To determine the elemental balance of a room, use the following Five Elements list of associations in order to take an overall reading. Note the things made out of the elements themselves, such as wooden or metal furnishings. Find those items that are associated with an element such as a marble tabletop (Metal), a mirror (Water), or plants (Wood). Look for colors associated with each element, such as red (Fire), blues and greens (Wood), or yellow (Earth). Note that the darker a color gets, the more “Watery” it becomes, such as black, navy blue, and dark brown; while the lighter a color gets, the more it becomes associated with Metal. Look at your artwork to see what element it portrays, such as a “Fiery” sunset painting or a “Watery” oceanscape. Take an overall reading, and note whether there are elements that dominate, are barely represented, or are missing entirely from the room.
One of my clients lives in a beautiful home near the ocean. As I looked at her living room, I could see that all the elements except Earth were perfectly represented. Unlike most rooms, there were no square furnishings or decorations. Except for a book, and picture frames here and there, everything was soft and rounded, with no yellow or earthtones in sight. I asked her if she had a piece of yellow cloth. She produced a golden yellow T‑shirt and we draped it around a sofa pillow. The effect was stunning. The whole room suddenly had a center, a place from which everything else pivoted and flowed. All the room needed was one simple addition to bring it into perfect balance.
Practice identifying the Five Elements, and study their interplay in your home, your friends’ homes, restaurants, stores, and in your workplace. As you do, you are learning an important part of Feng Shui alchemy. There is a magical moment when you realize that you have become fluent in a language that benefits you and everyone around you. And from that point forward, you’ll be able to create environments that are balanced and vibrant in every way.

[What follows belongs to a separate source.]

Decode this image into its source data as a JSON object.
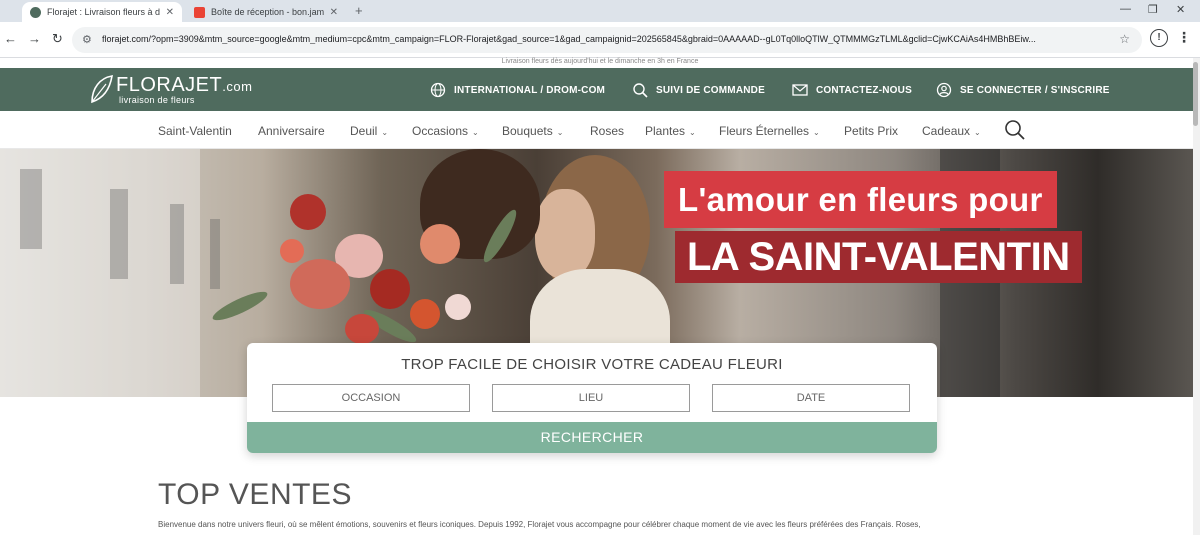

In Feng Shui, the elements Wood, Fire, Earth, Metal, and Water are considered the basic building blocks of everything physical on the planet. They manifest in countless ways and combinations all around us. Feng Shui observes that human beings are made up of all Five Elements, and therefore, we are most comfortable when they’re all present in our homes. The fastest way to learn how to work with the elements is to observe them in your home.
Although many people can sense when an environment is out of balance, they often don’t know exactly how to fix it. Would red or blue be good here? Should the table be round or rectangular? Is a mirror or artwork best there? Questions such as these are easily answered when you know how to read the elements, making them one of your most intriguing Feng Shui tools. Learn how to recognize and combine the Five Elements, and you’ll be able to see exactly what each room needs to bring it into perfect balance.
Five Element arrangements can be made in any room and can be any size that’s appropriate for the space. I often suggest that people put together an elemental arrangement of objects in areas that need energizing, such as a garage, spare bedroom, or basement. This positive action marks the beginning of change and stimulates the Ch’i so that it’s easier for people to organize these areas.